(9) “But as things now stand, Parliament will have more right to interfere in the editorial freedom of the press than it does in the editorial freedom of the BBC”.
This is entirely the wrong way round. Government can take over the BBC at any time. In contrast, the Royal Charter on Self-Regulation of the Press prevents the Government from making any change without Parliamentary approval and provides Parliament with no right whatever to interfere in the editorial freedom of the press.
(10) “The proponents of the government’s Royal Charter make much of the so-called “carrot” it offers to the press in the form of protection from exemplary damages for those who volunteer to sign up for ‘their’ charter. … However, many fine legal minds question whether this section of the Crime and Courts Act will stand up to the scrutiny of the courts.
I sought advice on this point from Lord Pannick QC, one of the country’s leading experts in this field. His opinion was unequivocal. I quote from his note to me:
“My view is that it is a breach of Article 10 of the European Convention on Human Rights to penalise by exemplary damages those newspapers who refuse to sign up to the official – Royal Charter – regulator.”
There is no “official Royal Charter regulator”. And most lawyers disagree with Lord Pannick on this point. But if he turns out to be right then exemplary damages awards – which only cover outrageous disregard of rights – will not be made.
In his speech Lord Grade then slips into the role of advocate – praising the virtues of IPSO, a body which even Conservative ministers believe does not comply with the recommendations of the Leveson Report. It is difficult to see how he can be both advocate and mediator.
At one point in his speech, Lord Grade said:

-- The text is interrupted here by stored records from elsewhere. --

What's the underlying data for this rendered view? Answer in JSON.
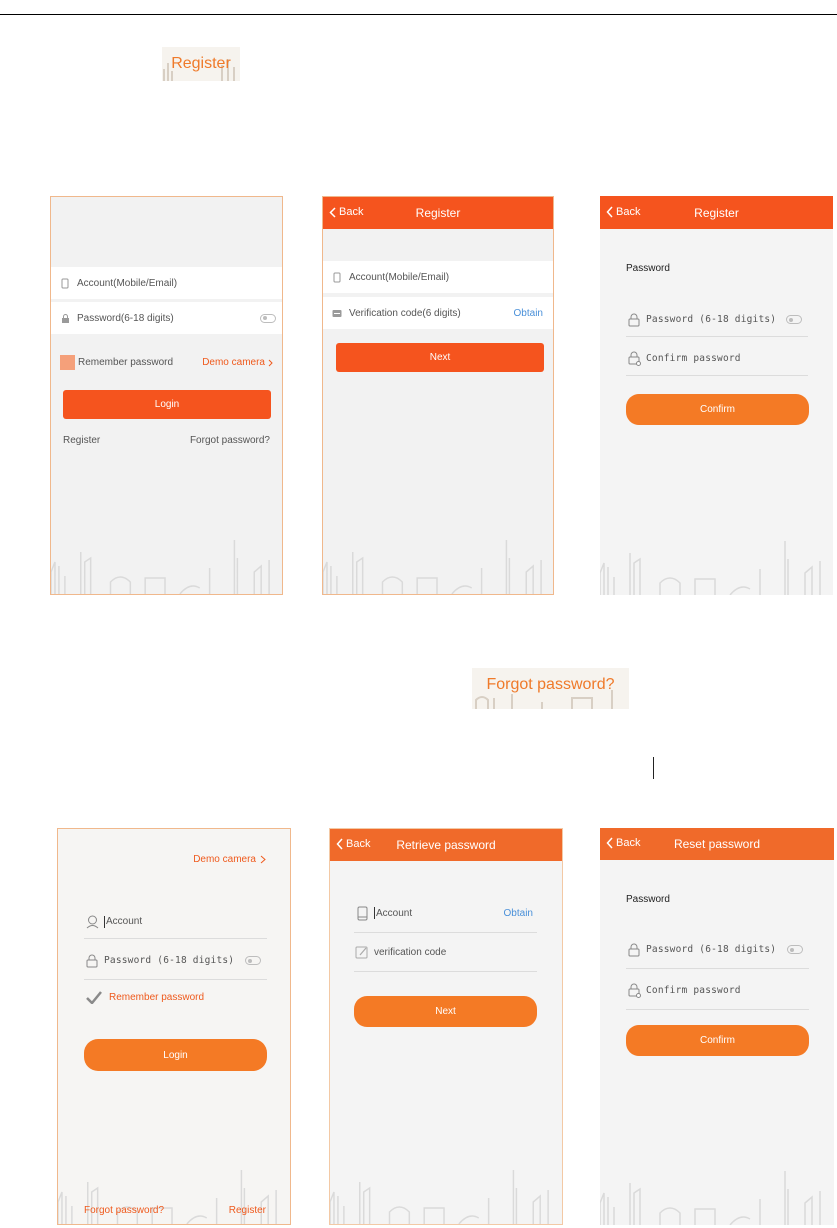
{
  "callouts": {
    "register": "Register",
    "forgot": "Forgot password?"
  },
  "screens": {
    "login_v1": {
      "account_placeholder": "Account(Mobile/Email)",
      "password_placeholder": "Password(6-18 digits)",
      "remember": "Remember password",
      "demo": "Demo camera",
      "login": "Login",
      "register": "Register",
      "forgot": "Forgot password?"
    },
    "register_v1": {
      "back": "Back",
      "title": "Register",
      "account_placeholder": "Account(Mobile/Email)",
      "verification_placeholder": "Verification code(6 digits)",
      "obtain": "Obtain",
      "next": "Next"
    },
    "register_pw": {
      "back": "Back",
      "title": "Register",
      "section": "Password",
      "password_placeholder": "Password (6-18 digits)",
      "confirm_placeholder": "Confirm password",
      "confirm": "Confirm"
    },
    "login_v2": {
      "demo": "Demo camera",
      "account_placeholder": "Account",
      "password_placeholder": "Password (6-18 digits)",
      "remember": "Remember password",
      "login": "Login",
      "forgot": "Forgot password?",
      "register": "Register"
    },
    "retrieve": {
      "back": "Back",
      "title": "Retrieve password",
      "account_placeholder": "Account",
      "obtain": "Obtain",
      "verification_placeholder": "verification code",
      "next": "Next"
    },
    "reset": {
      "back": "Back",
      "title": "Reset password",
      "section": "Password",
      "password_placeholder": "Password (6-18 digits)",
      "confirm_placeholder": "Confirm password",
      "confirm": "Confirm"
    }
  },
  "colors": {
    "brand_orange": "#f5541e",
    "pill_orange": "#f47a25",
    "link_blue": "#4a90d9",
    "frame_border": "#f0b88c"
  },
  "icons": [
    "phone-icon",
    "lock-icon",
    "message-icon",
    "user-icon",
    "pencil-icon",
    "chevron-left-icon",
    "chevron-right-icon",
    "check-icon",
    "eye-toggle-icon",
    "skyline-illustration"
  ]
}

Honestly, I think there’s a lot of muddled thinking going on here.
He is right. Unfortunately, he is one of the muddled thinkers.